What are the implications of the weekend killings of 16 Afghan civilians by a rogue U.S. soldier in southern Afghanistan? RFE/RL correspondent Abubakar Siddique asked Thomas Ruttig, a former UN and European diplomat and the director of the Afghanistan Analysts Network.
RFE/RL: This incident comes on the heels of recent violent Afghan protests over the burning of copies of the Muslim holy book, the Koran, at a NATO base. How important is this incident in defining the broader relations between Afghanistan and NATO?
Of course, it is politically significant but not, in the first place, for the relations between the U.S. and the Afghan government. That is what most of the media say. It is more significant for the relations between the U.S. and the Afghan population.
It is the Afghan population, which as General [John] Allen, the ISAF (International Security Assistance Force) commander yesterday reiterated, they are there to protect. But they are not protecting them if they cannot prevent things like these killings from happening.
RFE/RL: Afghan lawmakers and officials are demanding that the perpetrator of these killings be tried in an Afghan court. How do you look at such demands?
I can understand that Afghan parliamentarians are angry and demand a trial. They have seen too often that U.S. soldiers who have been involved in attacks on Afghans have not been convicted. But on the other hand, I also do not have trust in the Afghan judicial system. So that's a populist demand, and I don't think it will happen. I don't think it should happen. But I understand fully that people in Afghanistan might demand that.
RFE/RL: Afghan President Hamid Karzai recently made encouraging remarks about the possibility of a long-term strategic partnership agreement with Washington, saying it should be signed soon. Do you think this incident undermines prospects for this agreement?
The incident itself will not make certain negotiations about the agreement itself easier because it strengthens the hand of Karzai.

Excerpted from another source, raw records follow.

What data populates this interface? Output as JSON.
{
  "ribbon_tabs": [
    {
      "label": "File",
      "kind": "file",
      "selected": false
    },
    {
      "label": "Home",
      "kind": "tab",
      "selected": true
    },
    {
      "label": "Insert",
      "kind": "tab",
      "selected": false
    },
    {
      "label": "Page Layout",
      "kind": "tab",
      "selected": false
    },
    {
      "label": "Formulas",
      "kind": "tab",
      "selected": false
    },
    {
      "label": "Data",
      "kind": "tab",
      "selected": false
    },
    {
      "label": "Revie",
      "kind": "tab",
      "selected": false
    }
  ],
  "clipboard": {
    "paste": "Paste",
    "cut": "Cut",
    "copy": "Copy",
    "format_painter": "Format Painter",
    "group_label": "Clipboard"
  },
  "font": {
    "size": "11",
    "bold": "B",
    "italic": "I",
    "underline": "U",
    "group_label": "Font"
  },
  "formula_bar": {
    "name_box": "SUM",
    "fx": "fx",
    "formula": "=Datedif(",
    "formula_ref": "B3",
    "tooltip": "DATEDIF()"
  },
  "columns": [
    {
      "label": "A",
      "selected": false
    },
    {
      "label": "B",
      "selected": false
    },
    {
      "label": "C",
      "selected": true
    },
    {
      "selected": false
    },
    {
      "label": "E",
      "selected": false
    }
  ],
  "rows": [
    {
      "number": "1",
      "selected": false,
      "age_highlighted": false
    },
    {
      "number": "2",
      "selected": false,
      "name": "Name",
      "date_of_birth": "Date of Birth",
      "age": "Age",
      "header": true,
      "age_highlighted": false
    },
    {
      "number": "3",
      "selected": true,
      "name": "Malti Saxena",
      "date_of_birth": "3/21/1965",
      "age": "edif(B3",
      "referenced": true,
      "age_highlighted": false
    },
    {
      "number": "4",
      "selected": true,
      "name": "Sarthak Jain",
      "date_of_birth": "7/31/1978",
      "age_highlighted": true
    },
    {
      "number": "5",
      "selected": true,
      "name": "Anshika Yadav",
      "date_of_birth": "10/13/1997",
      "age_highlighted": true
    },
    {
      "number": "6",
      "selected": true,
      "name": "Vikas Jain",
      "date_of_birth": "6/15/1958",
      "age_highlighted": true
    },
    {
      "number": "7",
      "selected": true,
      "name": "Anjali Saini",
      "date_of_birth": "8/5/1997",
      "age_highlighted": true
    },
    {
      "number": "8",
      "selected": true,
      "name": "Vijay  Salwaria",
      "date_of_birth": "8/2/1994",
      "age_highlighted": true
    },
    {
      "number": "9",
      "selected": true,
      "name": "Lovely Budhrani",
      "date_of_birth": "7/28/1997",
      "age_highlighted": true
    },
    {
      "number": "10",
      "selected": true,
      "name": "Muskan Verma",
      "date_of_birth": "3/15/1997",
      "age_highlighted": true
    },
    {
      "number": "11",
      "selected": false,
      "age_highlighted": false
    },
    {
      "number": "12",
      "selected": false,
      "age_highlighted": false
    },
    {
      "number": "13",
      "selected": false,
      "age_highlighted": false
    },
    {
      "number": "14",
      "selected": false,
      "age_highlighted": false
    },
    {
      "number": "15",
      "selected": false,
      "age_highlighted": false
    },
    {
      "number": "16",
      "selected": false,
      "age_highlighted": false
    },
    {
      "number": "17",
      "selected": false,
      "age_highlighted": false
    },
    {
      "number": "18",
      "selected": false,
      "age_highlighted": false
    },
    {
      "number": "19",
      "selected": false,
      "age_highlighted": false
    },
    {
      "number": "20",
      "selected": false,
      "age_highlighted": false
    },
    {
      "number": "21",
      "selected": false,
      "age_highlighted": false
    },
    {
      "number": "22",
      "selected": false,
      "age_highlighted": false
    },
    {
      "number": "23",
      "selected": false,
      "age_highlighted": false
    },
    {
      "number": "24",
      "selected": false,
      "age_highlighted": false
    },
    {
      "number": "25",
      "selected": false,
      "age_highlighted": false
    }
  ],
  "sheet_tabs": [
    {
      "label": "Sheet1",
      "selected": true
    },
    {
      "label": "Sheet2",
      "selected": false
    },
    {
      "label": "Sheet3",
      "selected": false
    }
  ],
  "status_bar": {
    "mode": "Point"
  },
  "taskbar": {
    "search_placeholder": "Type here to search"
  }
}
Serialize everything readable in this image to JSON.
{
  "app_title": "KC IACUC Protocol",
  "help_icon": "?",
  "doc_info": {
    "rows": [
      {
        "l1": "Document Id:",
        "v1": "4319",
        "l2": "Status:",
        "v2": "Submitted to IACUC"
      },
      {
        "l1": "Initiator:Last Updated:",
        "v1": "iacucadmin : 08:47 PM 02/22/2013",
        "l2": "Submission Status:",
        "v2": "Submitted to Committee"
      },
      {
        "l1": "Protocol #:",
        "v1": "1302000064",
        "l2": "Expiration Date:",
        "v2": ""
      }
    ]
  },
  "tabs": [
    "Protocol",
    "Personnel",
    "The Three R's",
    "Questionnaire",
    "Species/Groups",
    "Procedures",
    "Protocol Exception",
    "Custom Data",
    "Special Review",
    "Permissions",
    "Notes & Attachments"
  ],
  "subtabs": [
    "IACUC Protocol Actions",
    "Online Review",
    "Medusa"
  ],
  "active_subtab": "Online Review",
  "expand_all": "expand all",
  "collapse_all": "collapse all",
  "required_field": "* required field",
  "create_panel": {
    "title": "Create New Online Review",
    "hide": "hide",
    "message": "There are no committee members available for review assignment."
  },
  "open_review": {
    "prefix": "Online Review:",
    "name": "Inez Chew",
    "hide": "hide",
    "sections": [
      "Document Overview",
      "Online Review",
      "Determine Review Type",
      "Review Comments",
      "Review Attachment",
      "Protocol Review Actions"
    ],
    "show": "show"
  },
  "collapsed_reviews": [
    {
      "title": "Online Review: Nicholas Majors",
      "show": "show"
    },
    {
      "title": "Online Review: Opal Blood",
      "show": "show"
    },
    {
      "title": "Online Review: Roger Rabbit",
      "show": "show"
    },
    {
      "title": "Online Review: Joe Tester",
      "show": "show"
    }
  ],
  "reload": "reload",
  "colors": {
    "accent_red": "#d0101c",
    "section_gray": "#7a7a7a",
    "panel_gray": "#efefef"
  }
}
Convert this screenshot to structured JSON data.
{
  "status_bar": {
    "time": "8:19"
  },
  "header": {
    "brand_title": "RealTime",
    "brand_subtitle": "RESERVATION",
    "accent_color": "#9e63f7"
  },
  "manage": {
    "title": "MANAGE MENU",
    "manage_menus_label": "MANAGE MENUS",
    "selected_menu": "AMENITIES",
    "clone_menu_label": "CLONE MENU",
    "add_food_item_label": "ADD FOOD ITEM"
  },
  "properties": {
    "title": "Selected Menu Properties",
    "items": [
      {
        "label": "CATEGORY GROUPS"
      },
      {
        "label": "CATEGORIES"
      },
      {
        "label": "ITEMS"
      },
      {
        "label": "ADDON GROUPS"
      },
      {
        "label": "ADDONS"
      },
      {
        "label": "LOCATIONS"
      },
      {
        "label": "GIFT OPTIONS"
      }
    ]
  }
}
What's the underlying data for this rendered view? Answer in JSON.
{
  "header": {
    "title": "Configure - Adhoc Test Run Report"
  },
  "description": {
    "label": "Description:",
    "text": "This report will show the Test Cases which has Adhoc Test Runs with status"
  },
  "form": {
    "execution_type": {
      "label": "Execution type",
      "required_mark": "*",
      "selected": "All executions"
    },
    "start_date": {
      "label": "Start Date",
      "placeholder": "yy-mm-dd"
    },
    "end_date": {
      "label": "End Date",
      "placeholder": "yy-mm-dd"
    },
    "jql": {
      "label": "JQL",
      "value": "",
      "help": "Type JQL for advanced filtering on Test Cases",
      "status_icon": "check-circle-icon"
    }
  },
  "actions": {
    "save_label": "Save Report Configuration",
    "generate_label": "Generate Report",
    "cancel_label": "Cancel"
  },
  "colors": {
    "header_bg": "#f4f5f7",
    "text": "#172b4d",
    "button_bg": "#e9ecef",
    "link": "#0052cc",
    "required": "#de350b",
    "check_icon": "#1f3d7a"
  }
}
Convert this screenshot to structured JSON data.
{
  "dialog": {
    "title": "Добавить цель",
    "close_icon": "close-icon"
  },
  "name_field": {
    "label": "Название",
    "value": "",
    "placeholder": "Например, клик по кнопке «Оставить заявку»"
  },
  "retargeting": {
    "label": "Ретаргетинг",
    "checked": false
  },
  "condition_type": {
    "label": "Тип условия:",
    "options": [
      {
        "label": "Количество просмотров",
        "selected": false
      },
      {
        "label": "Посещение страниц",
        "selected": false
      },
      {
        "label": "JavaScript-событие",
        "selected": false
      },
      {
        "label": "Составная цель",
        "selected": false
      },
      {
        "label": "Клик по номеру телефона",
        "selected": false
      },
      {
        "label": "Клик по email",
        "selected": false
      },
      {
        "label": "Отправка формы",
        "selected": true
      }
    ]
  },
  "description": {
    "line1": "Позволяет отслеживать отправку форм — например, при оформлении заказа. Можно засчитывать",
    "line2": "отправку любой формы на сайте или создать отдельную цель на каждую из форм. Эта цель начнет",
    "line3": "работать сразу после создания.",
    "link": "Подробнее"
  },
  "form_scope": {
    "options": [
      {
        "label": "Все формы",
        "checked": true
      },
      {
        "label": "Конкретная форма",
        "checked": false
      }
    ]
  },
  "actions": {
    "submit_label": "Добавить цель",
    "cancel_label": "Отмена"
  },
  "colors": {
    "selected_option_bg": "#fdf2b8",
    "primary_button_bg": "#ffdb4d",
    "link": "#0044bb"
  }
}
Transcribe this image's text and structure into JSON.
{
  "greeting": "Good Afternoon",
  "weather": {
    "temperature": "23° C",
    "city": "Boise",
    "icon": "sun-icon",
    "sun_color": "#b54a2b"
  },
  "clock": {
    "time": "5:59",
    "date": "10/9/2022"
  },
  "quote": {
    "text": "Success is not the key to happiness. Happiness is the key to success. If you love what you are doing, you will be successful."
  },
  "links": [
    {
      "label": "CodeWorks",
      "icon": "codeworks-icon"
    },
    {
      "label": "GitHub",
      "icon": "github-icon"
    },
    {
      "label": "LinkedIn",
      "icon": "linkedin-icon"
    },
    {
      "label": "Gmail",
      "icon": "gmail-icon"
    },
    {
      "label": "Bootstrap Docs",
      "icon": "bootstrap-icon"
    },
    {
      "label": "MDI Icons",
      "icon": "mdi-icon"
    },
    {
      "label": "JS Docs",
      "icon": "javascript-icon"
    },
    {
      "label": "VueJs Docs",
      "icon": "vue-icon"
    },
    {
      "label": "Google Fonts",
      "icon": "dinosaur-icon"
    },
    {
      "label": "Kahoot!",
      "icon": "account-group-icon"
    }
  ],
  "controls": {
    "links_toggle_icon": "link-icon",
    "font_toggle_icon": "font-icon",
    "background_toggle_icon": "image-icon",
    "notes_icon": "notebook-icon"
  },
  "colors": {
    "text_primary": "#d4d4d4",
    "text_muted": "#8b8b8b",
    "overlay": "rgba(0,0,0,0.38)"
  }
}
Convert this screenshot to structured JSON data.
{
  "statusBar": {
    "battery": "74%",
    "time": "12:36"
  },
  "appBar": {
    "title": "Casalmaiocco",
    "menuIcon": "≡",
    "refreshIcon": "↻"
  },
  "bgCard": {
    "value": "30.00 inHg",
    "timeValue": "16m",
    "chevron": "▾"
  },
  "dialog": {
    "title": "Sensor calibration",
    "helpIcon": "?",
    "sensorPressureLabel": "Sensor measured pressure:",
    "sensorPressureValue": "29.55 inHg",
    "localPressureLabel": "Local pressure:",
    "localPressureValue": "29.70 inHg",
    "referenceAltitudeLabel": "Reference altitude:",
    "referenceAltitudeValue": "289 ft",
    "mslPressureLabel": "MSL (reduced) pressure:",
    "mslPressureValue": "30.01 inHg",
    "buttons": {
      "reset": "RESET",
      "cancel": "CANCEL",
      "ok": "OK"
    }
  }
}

But I even would go as far [as to] say that at the moment, we should not even link it to each other. It is just an incident which should be taken as itself and should be dealt with and we should think about what it signifies and what can be done to prevent these things from happening.
RFE/RL: During the past decade we have seen many incidents of Afghan civilian casualties. What needs to happen to stop them now?
Civilian casualties can only be prevented by a fundamental change of the approach of the military and of the politicians in the West because they are setting the framework for the military. The whole Afghanistan issue is still taken as a military problem. There are still attempts to solve it militarily and this will produce incidents like that.